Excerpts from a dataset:
-------------------------
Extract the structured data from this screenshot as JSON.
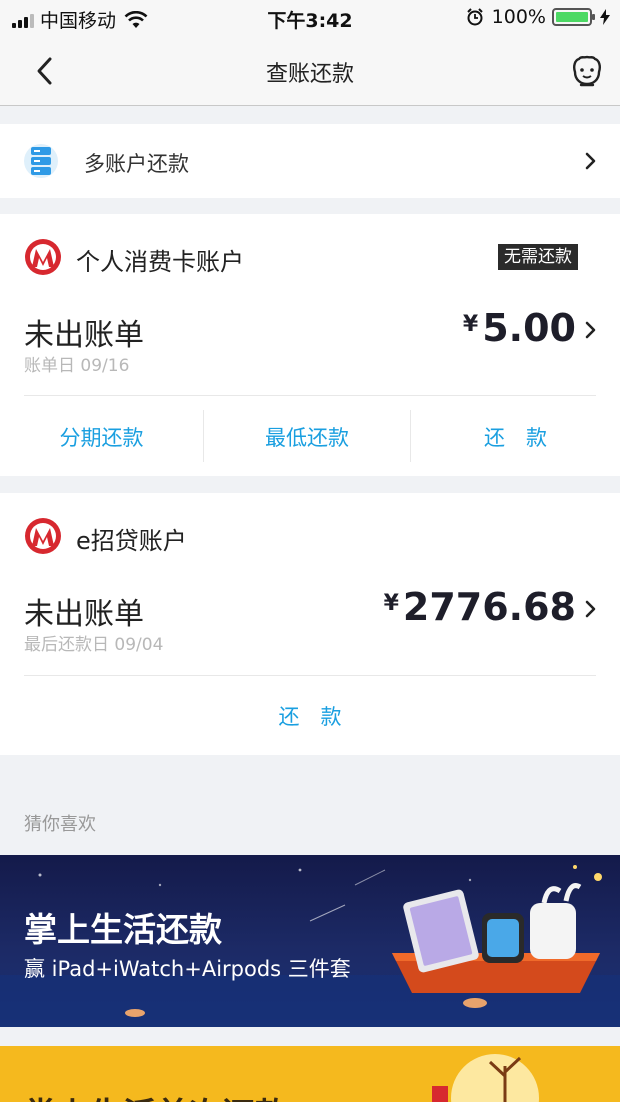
{
  "status_bar": {
    "carrier": "中国移动",
    "time": "下午3:42",
    "battery": "100%"
  },
  "nav": {
    "title": "查账还款"
  },
  "multi_account": {
    "label": "多账户还款"
  },
  "accounts": [
    {
      "name": "个人消费卡账户",
      "badge": "无需还款",
      "bill_title": "未出账单",
      "bill_date": "账单日 09/16",
      "currency": "¥",
      "amount": "5.00",
      "actions": [
        "分期还款",
        "最低还款",
        "还　款"
      ]
    },
    {
      "name": "e招贷账户",
      "bill_title": "未出账单",
      "bill_date": "最后还款日 09/04",
      "currency": "¥",
      "amount": "2776.68",
      "actions": [
        "还　款"
      ]
    }
  ],
  "recommend": {
    "label": "猜你喜欢",
    "banner1_title": "掌上生活还款",
    "banner1_subtitle": "赢 iPad+iWatch+Airpods 三件套",
    "banner2_title": "掌上生活首次还款"
  },
  "colors": {
    "accent": "#1a9fe0",
    "brand_red": "#d7282f",
    "battery": "#4cd964"
  }
}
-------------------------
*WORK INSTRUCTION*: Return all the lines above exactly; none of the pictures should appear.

*SOLUTION TO THIS TASK*:
Extract the structured data from this screenshot as JSON.
{
  "status_bar": {
    "carrier": "中国移动",
    "time": "下午3:42",
    "battery": "100%"
  },
  "nav": {
    "title": "查账还款"
  },
  "multi_account": {
    "label": "多账户还款"
  },
  "accounts": [
    {
      "name": "个人消费卡账户",
      "badge": "无需还款",
      "bill_title": "未出账单",
      "bill_date": "账单日 09/16",
      "currency": "¥",
      "amount": "5.00",
      "actions": [
        "分期还款",
        "最低还款",
        "还　款"
      ]
    },
    {
      "name": "e招贷账户",
      "bill_title": "未出账单",
      "bill_date": "最后还款日 09/04",
      "currency": "¥",
      "amount": "2776.68",
      "actions": [
        "还　款"
      ]
    }
  ],
  "recommend": {
    "label": "猜你喜欢",
    "banner1_title": "掌上生活还款",
    "banner1_subtitle": "赢 iPad+iWatch+Airpods 三件套",
    "banner2_title": "掌上生活首次还款"
  },
  "colors": {
    "accent": "#1a9fe0",
    "brand_red": "#d7282f",
    "battery": "#4cd964"
  }
}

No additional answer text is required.